(Editor's note: Some people who suffer from seasonal affective disorder [SAD] may want to reduce or eliminate melatonin supplementation during the dark months of the year.)
A Role in Aging
"The decrease in nighttime serum melatonin concentrations that occurs with aging, together with its multiple biologic effects, has led several investigators to suggest that melatonin has a role in aging and age-related diseases. Studies in rats and mice suggest that diminished melatonin secretion may be associated with an acceleration of the aging process. Melatonin may provide protection against aging through attenuation of the effects of cell damage induced by free radicals or through immuno-enhancement. However, the age-related reduction in nighttime melatonin secretion could well be a consequence of the aging process rather than its cause, and there are no data supporting an anti aging effect of melatonin in humans."
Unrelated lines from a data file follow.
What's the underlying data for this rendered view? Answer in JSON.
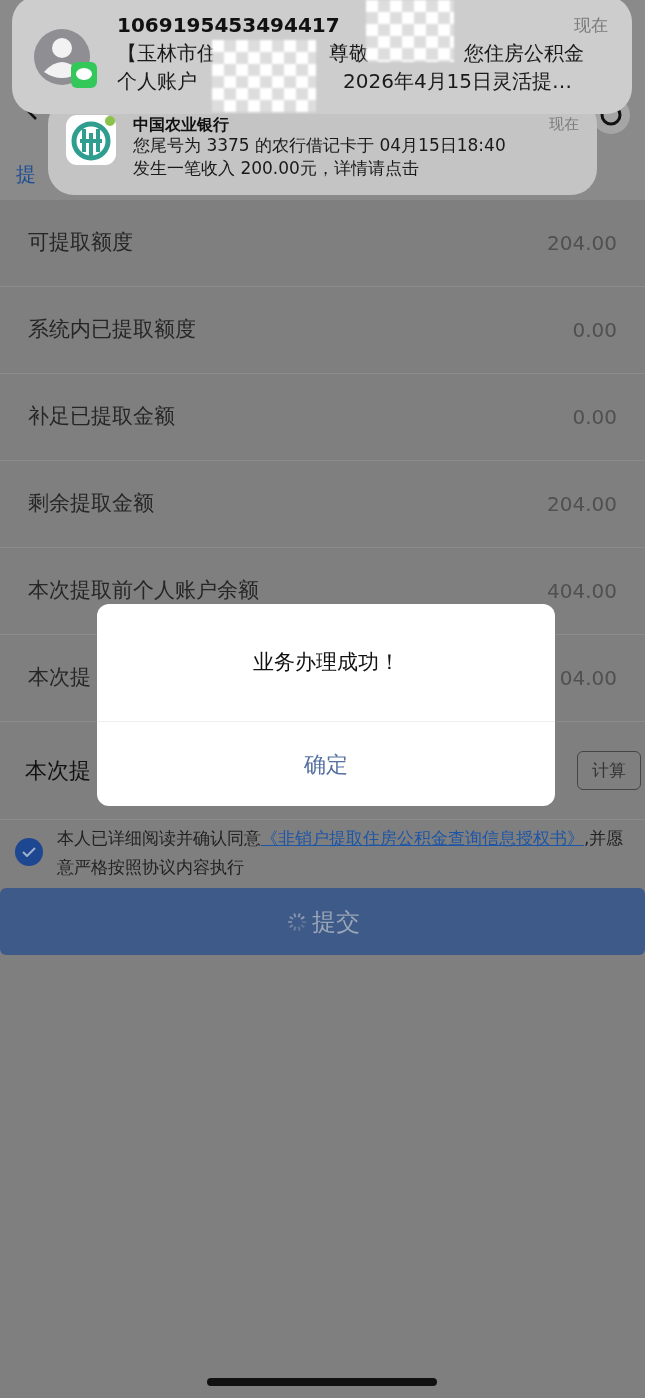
{
  "notifications": [
    {
      "kind": "sms",
      "sender": "1069195453494417",
      "time": "现在",
      "lines": [
        [
          "【玉林市住",
          "尊敬",
          "您住房公积金"
        ],
        [
          "个人账户",
          "2026年4月15日灵活提…"
        ]
      ]
    },
    {
      "kind": "bank",
      "sender": "中国农业银行",
      "time": "现在",
      "lines": [
        [
          "您尾号为 3375 的农行借记卡于 04月15日18:40"
        ],
        [
          "发生一笔收入 200.00元，详情请点击"
        ]
      ]
    }
  ],
  "page": {
    "section_title": "提",
    "rows": [
      {
        "label": "可提取额度",
        "value": "204.00"
      },
      {
        "label": "系统内已提取额度",
        "value": "0.00"
      },
      {
        "label": "补足已提取金额",
        "value": "0.00"
      },
      {
        "label": "剩余提取金额",
        "value": "204.00"
      },
      {
        "label": "本次提取前个人账户余额",
        "value": "404.00"
      },
      {
        "label": "本次提",
        "value": "04.00"
      }
    ],
    "calc_row": {
      "label": "本次提",
      "button": "计算"
    },
    "agreement": {
      "checked": true,
      "text": "本人已详细阅读并确认同意",
      "link": "《非销户提取住房公积金查询信息授权书》",
      "suffix": ",并愿意严格按照协议内容执行"
    },
    "submit": {
      "label": "提交",
      "loading": true
    }
  },
  "dialog": {
    "message": "业务办理成功！",
    "button": "确定"
  }
}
"There is now evidence to support the contention that melatonin has a hypnotic effect in humans. Its peak serum concentrations coincide with sleep. Its administration in doses that raise the serum concentrations to levels that normally occur nocturnally can promote and sustain sleep. Higher doses also promote sleep, possibly by causing relative hypothermia. Exogenous melatonin can also influence circadian rhythms, thereby altering the timing of fatigue and sleep. . . .
"It is tempting to speculate that the hormone also has antigonadal or antiovulatory effects in humans, as it does in some seasonal and nonseasonal mammalian breeders, but this possibility has not been substantiated. The antiproliferative and anti-aging effects of melatonin are even more problematic. Uncontrolled use of melatonin to obtain any of these effects is not justified."(Editor's note: Very high doses of melatonin [75 mg] are being used as a birth control pill in Europe.)
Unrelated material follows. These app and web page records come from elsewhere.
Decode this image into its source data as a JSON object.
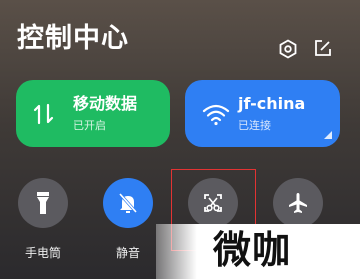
{
  "header": {
    "title": "控制中心",
    "settings_icon": "settings-hexagon-icon",
    "edit_icon": "edit-icon"
  },
  "tiles": {
    "mobile_data": {
      "name": "移动数据",
      "status": "已开启",
      "icon": "data-arrows-icon",
      "color": "#1fbb62"
    },
    "wifi": {
      "name": "jf-china",
      "status": "已连接",
      "icon": "wifi-icon",
      "color": "#2f7ff3"
    }
  },
  "toggles": [
    {
      "label": "手电筒",
      "icon": "flashlight-icon"
    },
    {
      "label": "静音",
      "icon": "mute-bell-icon"
    },
    {
      "label": "",
      "icon": "screenshot-scissors-icon"
    },
    {
      "label": "",
      "icon": "airplane-icon"
    }
  ],
  "watermark": {
    "text": "微咖"
  }
}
The Foundation's Conclusions
The human race is afflicted with chronic, degenerative diseases and the inexorable deterioration of aging. If published scientific studies show that a natural hormone supplement can boost immune function, scavenge free radicals, fight cancer, induce youthful sleep patterns and possibly slow aging, then we think most people should be taking this hormone.
The average reader of Life Extension magazine is "programmed" by nature to die within 35 years. Any supplement that can help prevent lethal diseases, extend average lifespan in animals and improve sleep should be recommended for widespread public use.